[4]Stoeffler, The Rise of Evangelical Pietism, 182-184.

[5]Ibid., 184-186.

[6]Stoeffler, The Rise of Evangelical Pietism, 228-231.

[7]Spener, Pia Desideria, 31.

[8]Ibid., 43-44.

[9]Spener, Pia Desideria, 44-45.

[10]Ibid., 46-47.

[11]Ibid., 49-57.

[12]Spener, Pia Desideria, 57-62.

[13]Ibid., 63-64.

[14]Ibid., 80-81.

[15]Ibid., 87.

[16]Stoeffler, The Rise of Evangelical Pietism, 237.

[17]Spener, Pia Desideria, 87-90.

[18]Ibid., 92-94.

[19]Ibid., 95-97.

[20]Spener, Pia Desideria, 97-102.

[21]Ibid., 103-106.

[22]Ibid., 108-114.

[23]Ibid., 115-117.

[24]Stoeffler, The Rise of Evangelical Pietism, 234-235.

[25]Frank C. Senn, Protestant Spiritual Traditions (Mahwah, N.J.: Paulist Press, 1986), 209-210.

[26]Russell D. Moore, “Southern Baptist Sexual Revolutionaries: Cultural Accomodation, Spiritual Conflict, and the Baptist Vision of the Family,” Southwestern Journal of Theology 49, no. 1 (Fall 2006): 3.

[27]Ibid., 6-7.

[28]Ibid., 8-9.

[29]Ibid., 23-24.

[30]Paul R. House, “Baptism, Assurance, and the Decline of Conservative Churches,” Southern Baptist Journal of Theology 2, no. 1 (Spring 1998): 2.

[31]Moore, “Southern Baptist Sexual Revolutionaries”, 25.

[32]Ibid., 27-28.

[33]Elmer L. Towns and Ed Stetzer, Perimeters of Light : Biblical Boundaries for the Emerging Church (Chicago: Moody Publishers, 2004), 156.

[34]Towns and Stetzer, Perimeters of Light, 157-159.

[35]Stoeffler, The Rise of Evangelical Pietism, 244-245.
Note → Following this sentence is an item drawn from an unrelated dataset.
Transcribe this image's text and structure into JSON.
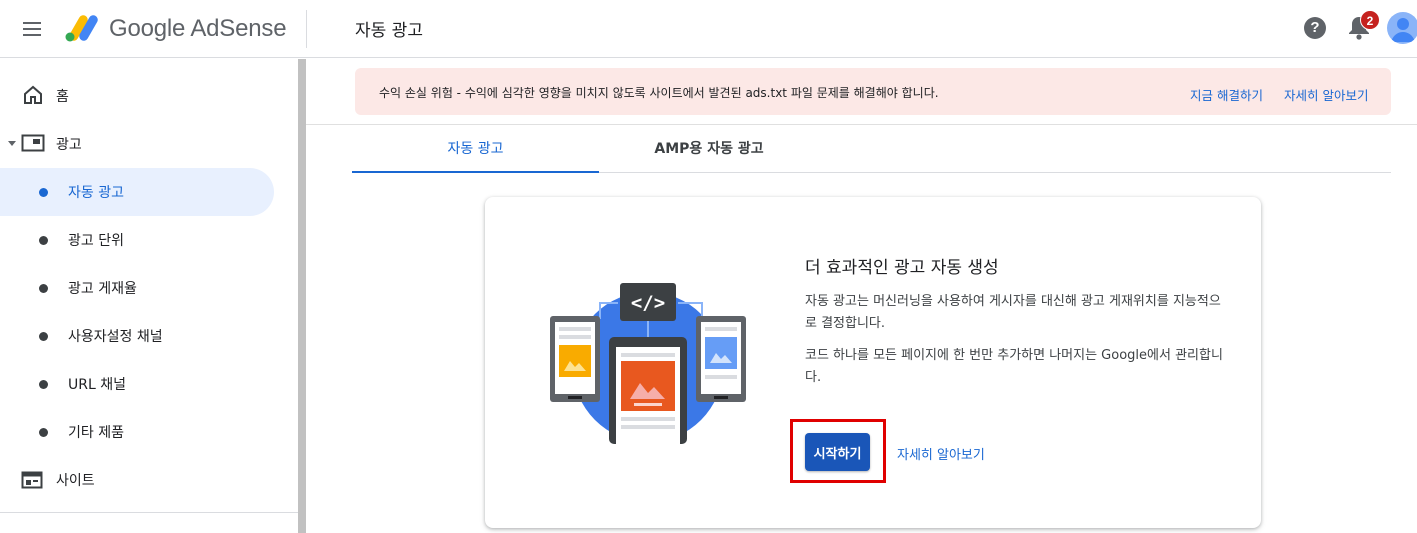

Dowley, Tim, John H. Y. Briggs, Robert Dean Linder and David F. Wright, eds. Introduction to the History of Christianity. Minneapolis: Fortress Press, 2002.

House, Paul R. “Baptism, Assurance, and the Decline of Conservative Churches.” Southern Baptist Journal of Theology 2, no. 1 (Spring 1998): 2-5.

Moore, Russell D. “Southern Baptist Sexual Revolutionaries: Cultural Accomodation, Spiritual Conflict, and the Baptist Vision of the Family.” Southwestern Journal of Theology 49, no. 1 (Fall 2006): 3-29.

Senn, Frank C. Protestant Spiritual Traditions. Mahwah, N.J.: Paulist Press, 1986.

Spener, Philip Jacob. Pia Desideria. Translated by Theodore G. Tappert. Philadelphia: Fortress Press, 1964.

Stoeffler, F. Ernest. The Rise of Evangelical Pietism. Leiden, Netherlands: E.J. Brill, 1965.

Towns, Elmer L. and Ed Stetzer. Perimeters of Light : Biblical Boundaries for the Emerging Church. Chicago: Moody Publishers, 2004.